Women are much more likely than men to suffer from long Covid – where a host of debilitating symptoms last beyond four weeks, sometimes for more than a year. But the reason why this is the case hasn’t been made clear.
Data from the Office for National Statistics (ONS) has repeatedly shown women tend to fare less well than men. And now, two new studies have shed more light on the gender disparities between those blighted by long-term symptoms of the virus and those who recover fairly quickly.
The first looked at the long-term effects of Covid-19 after hospital admission – 327 patients were discharged and followed up on to see how they recovered. Women under 50 had higher odds of worse long-term health outcomes when compared to men and older study participants.
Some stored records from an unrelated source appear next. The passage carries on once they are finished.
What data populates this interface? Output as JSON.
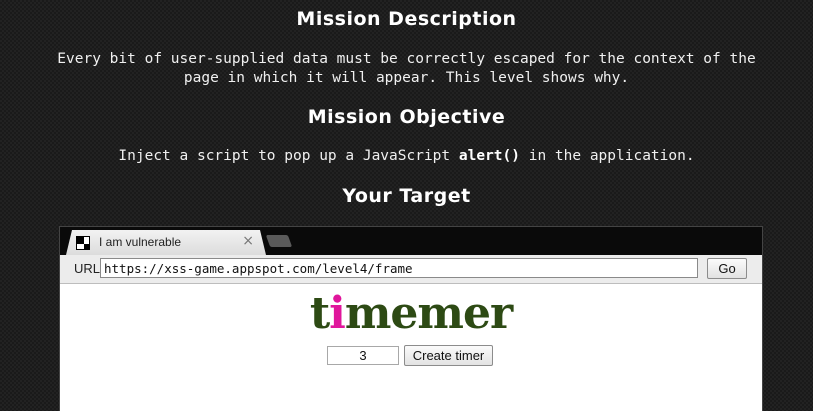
{
  "mission": {
    "description_heading": "Mission Description",
    "description_line1": "Every bit of user-supplied data must be correctly escaped for the context of the",
    "description_line2": "page in which it will appear. This level shows why.",
    "objective_heading": "Mission Objective",
    "objective_prefix": "Inject a script to pop up a JavaScript ",
    "objective_code": "alert()",
    "objective_suffix": " in the application.",
    "target_heading": "Your Target"
  },
  "browser": {
    "tab_title": "I am vulnerable",
    "tab_close": "×",
    "tab_icon": "checkered-favicon-icon",
    "url_label": "URL",
    "url_value": "https://xss-game.appspot.com/level4/frame",
    "go_label": "Go"
  },
  "app": {
    "logo_prefix": "t",
    "logo_highlight": "i",
    "logo_suffix": "memer",
    "timer_value": "3",
    "create_button_label": "Create timer",
    "colors": {
      "logo": "#2d4a14",
      "logo_highlight": "#e0169c"
    }
  }
}
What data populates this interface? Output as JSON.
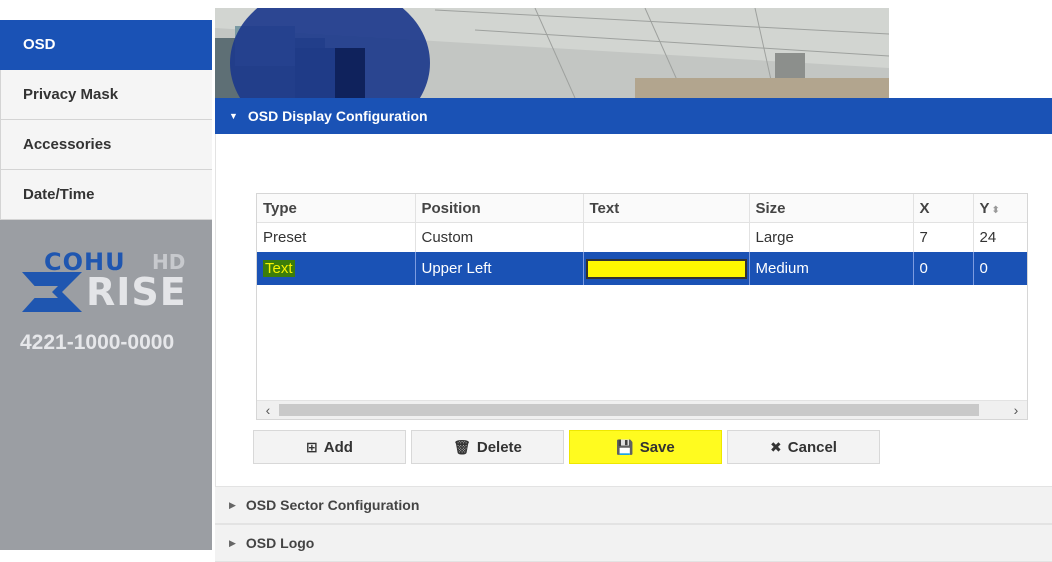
{
  "sidebar": {
    "items": [
      {
        "label": "OSD",
        "active": true
      },
      {
        "label": "Privacy Mask",
        "active": false
      },
      {
        "label": "Accessories",
        "active": false
      },
      {
        "label": "Date/Time",
        "active": false
      }
    ],
    "logo": {
      "brand": "COHU",
      "suffix": "HD",
      "product": "RISE"
    },
    "model": "4221-1000-0000"
  },
  "osd_display": {
    "title": "OSD Display Configuration",
    "columns": [
      "Type",
      "Position",
      "Text",
      "Size",
      "X",
      "Y"
    ],
    "rows": [
      {
        "type": "Preset",
        "position": "Custom",
        "text": "",
        "size": "Large",
        "x": "7",
        "y": "24"
      },
      {
        "type": "Text",
        "position": "Upper Left",
        "text": "",
        "size": "Medium",
        "x": "0",
        "y": "0"
      }
    ],
    "buttons": {
      "add": "Add",
      "delete": "Delete",
      "save": "Save",
      "cancel": "Cancel"
    }
  },
  "sections": {
    "sector": "OSD Sector Configuration",
    "logo": "OSD Logo"
  },
  "colors": {
    "accent": "#1a52b5",
    "highlight": "#fffb1f"
  }
}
Dr Janet Scott, lead author of the pre-print study, from the University of Glasgow-MRC Centre for Virus Research, said the finding could have “profound implications” for pandemic policy decision, as well as vaccination strategy.
Females under the age of 50 were five times less likely to report feeling fully recovered. They were twice as likely to report worse fatigue, seven times more likely to be breathless and more likely to have worsening difficulties or new disabilities than men of the same age.
A separate pre-print study looking at the impact of coronavirus on physical and mental health in adults discharged from hospital after having Covid-19 also found women were more impacted.
Patients were assessed between two and seven months later to see how they’d recovered. Factors associated with failure to recover included: being female, middle-aged, white ethnicity, having two or more underlying health issues, and having more severe acute illness from Covid.
Gender differences have been apparent since the start of the pandemic, when men were found to have more severe outcomes from Covid-19. They’re more likely to be hospitalised by the virus and end up in intensive care, and also twice as likely to die from the virus as women.
“We’ve appreciated throughout that there are gender differences in immunity to this virus,” Professor Daniel Altmann, of the Department of Immunology and Inflammation at Imperial College London, tells HuffPost UK.
“In our data, women tend to have higher levels of antibody, while men tend to have higher levels of T-cell mediated immunity. As is now well appreciated, men tend to fare worse during severe, acute infection. That leaves the question of why women should be more susceptible to long Covid.”
The answer might lie in differences in how our immune systems work – or that’s what scientists hypothesise, anyway. Research is needed to look into this.
Dr Louise Newson, a GP and menopause specialist, previously said during a webinar that women have “a stronger response to infections, but especially to viruses, compared to men”. This is because women have different immune systems. She added that “frustratingly, so much research on immunity and in general is done in men and not in women”.
In a 2016 review on the differences in immune responses between males and females, professor Sabra Klein, of The Johns Hopkins Bloomberg School of Public Health, and professor Katie Flanagan, of Monash University, said females’ strong immune responses result in faster clearance of pathogens and greater vaccine efficacy compared to males. But it also contributes to females’ increased susceptibility to inflammatory and autoimmune diseases.
The sex hormone oestrogen could also play a role. A study by King’s College London (KCL) found post-menopausal women with lower levels of oestrogen appeared to be at higher risk of developing serious complications of Covid.
The hormone, which declines in women as they age, interacts with the immune system in various ways, including influencing how many immune cells are produced and how they respond to infection.
Prof Altmann and others are looking at underpinning immune mechanisms that might explain the differences in how people recover from the virus – including the role of sex hormones. He points out women are more impacted by autoimmune diseases such as lupus and multiple sclerosis, which was “always taken to indicate interaction between sex hormones and the immune system”.
The interaction between sex hormones and the immune system now needs to feed into our thinking about long Covid, adds Prof Altmann.